- [DATA EXTRACTS]
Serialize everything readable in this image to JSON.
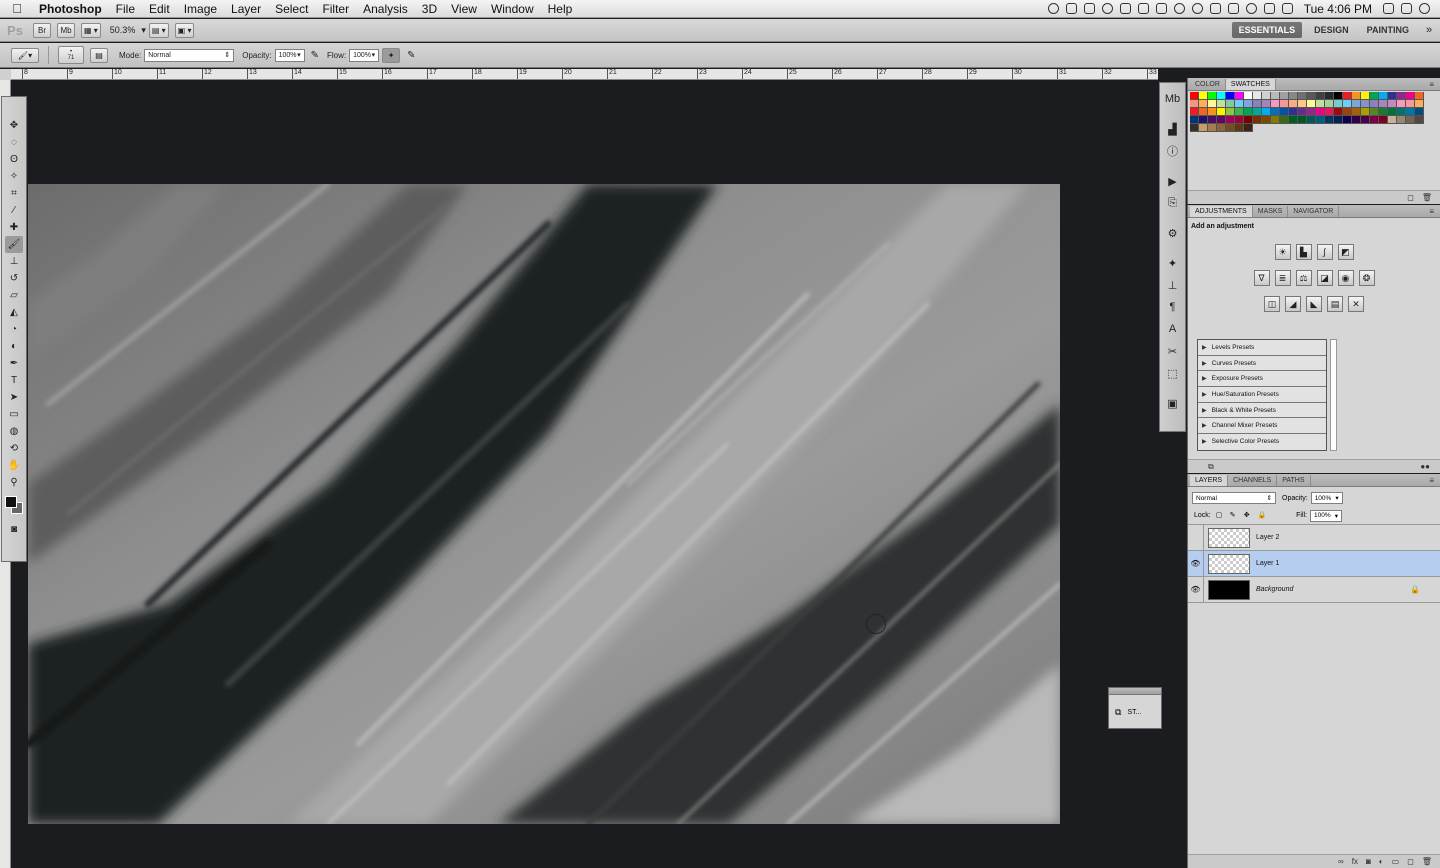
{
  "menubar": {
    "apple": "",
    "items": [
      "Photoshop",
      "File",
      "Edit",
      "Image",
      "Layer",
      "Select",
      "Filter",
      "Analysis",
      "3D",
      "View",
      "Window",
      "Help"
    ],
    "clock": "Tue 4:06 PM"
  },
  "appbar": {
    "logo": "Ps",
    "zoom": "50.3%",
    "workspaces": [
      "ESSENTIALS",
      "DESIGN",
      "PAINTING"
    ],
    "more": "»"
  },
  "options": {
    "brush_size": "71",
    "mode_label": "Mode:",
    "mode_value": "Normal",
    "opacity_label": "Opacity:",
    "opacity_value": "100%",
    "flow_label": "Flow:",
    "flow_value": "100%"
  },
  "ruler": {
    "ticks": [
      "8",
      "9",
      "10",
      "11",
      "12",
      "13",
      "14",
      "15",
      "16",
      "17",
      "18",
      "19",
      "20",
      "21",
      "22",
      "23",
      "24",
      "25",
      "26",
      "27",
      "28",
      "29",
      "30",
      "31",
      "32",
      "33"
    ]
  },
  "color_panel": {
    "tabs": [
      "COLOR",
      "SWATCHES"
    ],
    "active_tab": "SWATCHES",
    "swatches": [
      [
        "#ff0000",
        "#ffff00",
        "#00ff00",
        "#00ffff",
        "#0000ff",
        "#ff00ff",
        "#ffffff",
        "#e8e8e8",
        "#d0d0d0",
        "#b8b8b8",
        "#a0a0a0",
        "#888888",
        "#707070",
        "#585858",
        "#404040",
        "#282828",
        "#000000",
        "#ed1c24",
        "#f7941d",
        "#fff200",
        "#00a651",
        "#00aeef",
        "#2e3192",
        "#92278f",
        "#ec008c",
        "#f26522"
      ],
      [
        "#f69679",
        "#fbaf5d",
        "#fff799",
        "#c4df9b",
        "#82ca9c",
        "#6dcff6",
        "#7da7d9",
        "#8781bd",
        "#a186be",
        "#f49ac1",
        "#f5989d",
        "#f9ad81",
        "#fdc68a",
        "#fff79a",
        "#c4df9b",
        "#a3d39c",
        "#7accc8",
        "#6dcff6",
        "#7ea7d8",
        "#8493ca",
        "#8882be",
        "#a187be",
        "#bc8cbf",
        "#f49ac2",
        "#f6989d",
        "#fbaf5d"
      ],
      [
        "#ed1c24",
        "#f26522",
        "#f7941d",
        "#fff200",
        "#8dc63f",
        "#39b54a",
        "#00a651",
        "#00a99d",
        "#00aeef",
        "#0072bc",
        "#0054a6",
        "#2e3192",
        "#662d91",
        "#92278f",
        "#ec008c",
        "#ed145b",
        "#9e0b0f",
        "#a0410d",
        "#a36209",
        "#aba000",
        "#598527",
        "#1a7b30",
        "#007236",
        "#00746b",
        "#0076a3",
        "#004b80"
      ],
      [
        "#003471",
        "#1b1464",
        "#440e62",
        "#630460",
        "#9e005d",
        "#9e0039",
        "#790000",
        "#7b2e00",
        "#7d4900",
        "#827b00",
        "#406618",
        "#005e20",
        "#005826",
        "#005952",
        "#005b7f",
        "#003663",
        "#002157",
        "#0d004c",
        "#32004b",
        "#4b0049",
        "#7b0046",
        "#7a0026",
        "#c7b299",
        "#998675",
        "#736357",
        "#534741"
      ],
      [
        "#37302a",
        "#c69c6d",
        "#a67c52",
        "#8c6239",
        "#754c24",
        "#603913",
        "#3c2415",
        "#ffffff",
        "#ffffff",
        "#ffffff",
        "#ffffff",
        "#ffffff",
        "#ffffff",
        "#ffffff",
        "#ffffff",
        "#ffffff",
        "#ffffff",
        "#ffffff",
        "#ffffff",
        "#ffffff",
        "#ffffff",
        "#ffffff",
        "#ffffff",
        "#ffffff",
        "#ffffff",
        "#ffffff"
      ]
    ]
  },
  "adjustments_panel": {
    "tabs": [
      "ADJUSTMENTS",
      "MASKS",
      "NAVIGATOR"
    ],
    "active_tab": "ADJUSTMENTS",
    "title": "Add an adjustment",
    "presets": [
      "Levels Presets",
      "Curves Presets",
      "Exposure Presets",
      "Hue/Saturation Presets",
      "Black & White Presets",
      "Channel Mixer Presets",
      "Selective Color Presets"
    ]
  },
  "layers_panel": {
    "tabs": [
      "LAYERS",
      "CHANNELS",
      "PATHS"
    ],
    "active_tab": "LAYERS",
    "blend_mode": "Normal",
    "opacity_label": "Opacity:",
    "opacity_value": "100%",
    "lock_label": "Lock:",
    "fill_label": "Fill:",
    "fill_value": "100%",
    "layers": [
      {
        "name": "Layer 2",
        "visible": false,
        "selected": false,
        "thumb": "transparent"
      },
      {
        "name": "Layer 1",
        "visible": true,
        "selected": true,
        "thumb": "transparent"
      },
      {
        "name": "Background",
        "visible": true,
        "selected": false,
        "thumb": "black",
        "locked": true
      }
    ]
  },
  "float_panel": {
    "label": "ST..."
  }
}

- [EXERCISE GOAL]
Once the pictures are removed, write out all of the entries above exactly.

- [ANSWER BOX]
Serialize everything readable in this image to JSON.
{
  "menubar": {
    "apple": "",
    "items": [
      "Photoshop",
      "File",
      "Edit",
      "Image",
      "Layer",
      "Select",
      "Filter",
      "Analysis",
      "3D",
      "View",
      "Window",
      "Help"
    ],
    "clock": "Tue 4:06 PM"
  },
  "appbar": {
    "logo": "Ps",
    "zoom": "50.3%",
    "workspaces": [
      "ESSENTIALS",
      "DESIGN",
      "PAINTING"
    ],
    "more": "»"
  },
  "options": {
    "brush_size": "71",
    "mode_label": "Mode:",
    "mode_value": "Normal",
    "opacity_label": "Opacity:",
    "opacity_value": "100%",
    "flow_label": "Flow:",
    "flow_value": "100%"
  },
  "ruler": {
    "ticks": [
      "8",
      "9",
      "10",
      "11",
      "12",
      "13",
      "14",
      "15",
      "16",
      "17",
      "18",
      "19",
      "20",
      "21",
      "22",
      "23",
      "24",
      "25",
      "26",
      "27",
      "28",
      "29",
      "30",
      "31",
      "32",
      "33"
    ]
  },
  "color_panel": {
    "tabs": [
      "COLOR",
      "SWATCHES"
    ],
    "active_tab": "SWATCHES",
    "swatches": [
      [
        "#ff0000",
        "#ffff00",
        "#00ff00",
        "#00ffff",
        "#0000ff",
        "#ff00ff",
        "#ffffff",
        "#e8e8e8",
        "#d0d0d0",
        "#b8b8b8",
        "#a0a0a0",
        "#888888",
        "#707070",
        "#585858",
        "#404040",
        "#282828",
        "#000000",
        "#ed1c24",
        "#f7941d",
        "#fff200",
        "#00a651",
        "#00aeef",
        "#2e3192",
        "#92278f",
        "#ec008c",
        "#f26522"
      ],
      [
        "#f69679",
        "#fbaf5d",
        "#fff799",
        "#c4df9b",
        "#82ca9c",
        "#6dcff6",
        "#7da7d9",
        "#8781bd",
        "#a186be",
        "#f49ac1",
        "#f5989d",
        "#f9ad81",
        "#fdc68a",
        "#fff79a",
        "#c4df9b",
        "#a3d39c",
        "#7accc8",
        "#6dcff6",
        "#7ea7d8",
        "#8493ca",
        "#8882be",
        "#a187be",
        "#bc8cbf",
        "#f49ac2",
        "#f6989d",
        "#fbaf5d"
      ],
      [
        "#ed1c24",
        "#f26522",
        "#f7941d",
        "#fff200",
        "#8dc63f",
        "#39b54a",
        "#00a651",
        "#00a99d",
        "#00aeef",
        "#0072bc",
        "#0054a6",
        "#2e3192",
        "#662d91",
        "#92278f",
        "#ec008c",
        "#ed145b",
        "#9e0b0f",
        "#a0410d",
        "#a36209",
        "#aba000",
        "#598527",
        "#1a7b30",
        "#007236",
        "#00746b",
        "#0076a3",
        "#004b80"
      ],
      [
        "#003471",
        "#1b1464",
        "#440e62",
        "#630460",
        "#9e005d",
        "#9e0039",
        "#790000",
        "#7b2e00",
        "#7d4900",
        "#827b00",
        "#406618",
        "#005e20",
        "#005826",
        "#005952",
        "#005b7f",
        "#003663",
        "#002157",
        "#0d004c",
        "#32004b",
        "#4b0049",
        "#7b0046",
        "#7a0026",
        "#c7b299",
        "#998675",
        "#736357",
        "#534741"
      ],
      [
        "#37302a",
        "#c69c6d",
        "#a67c52",
        "#8c6239",
        "#754c24",
        "#603913",
        "#3c2415",
        "#ffffff",
        "#ffffff",
        "#ffffff",
        "#ffffff",
        "#ffffff",
        "#ffffff",
        "#ffffff",
        "#ffffff",
        "#ffffff",
        "#ffffff",
        "#ffffff",
        "#ffffff",
        "#ffffff",
        "#ffffff",
        "#ffffff",
        "#ffffff",
        "#ffffff",
        "#ffffff",
        "#ffffff"
      ]
    ]
  },
  "adjustments_panel": {
    "tabs": [
      "ADJUSTMENTS",
      "MASKS",
      "NAVIGATOR"
    ],
    "active_tab": "ADJUSTMENTS",
    "title": "Add an adjustment",
    "presets": [
      "Levels Presets",
      "Curves Presets",
      "Exposure Presets",
      "Hue/Saturation Presets",
      "Black & White Presets",
      "Channel Mixer Presets",
      "Selective Color Presets"
    ]
  },
  "layers_panel": {
    "tabs": [
      "LAYERS",
      "CHANNELS",
      "PATHS"
    ],
    "active_tab": "LAYERS",
    "blend_mode": "Normal",
    "opacity_label": "Opacity:",
    "opacity_value": "100%",
    "lock_label": "Lock:",
    "fill_label": "Fill:",
    "fill_value": "100%",
    "layers": [
      {
        "name": "Layer 2",
        "visible": false,
        "selected": false,
        "thumb": "transparent"
      },
      {
        "name": "Layer 1",
        "visible": true,
        "selected": true,
        "thumb": "transparent"
      },
      {
        "name": "Background",
        "visible": true,
        "selected": false,
        "thumb": "black",
        "locked": true
      }
    ]
  },
  "float_panel": {
    "label": "ST..."
  }
}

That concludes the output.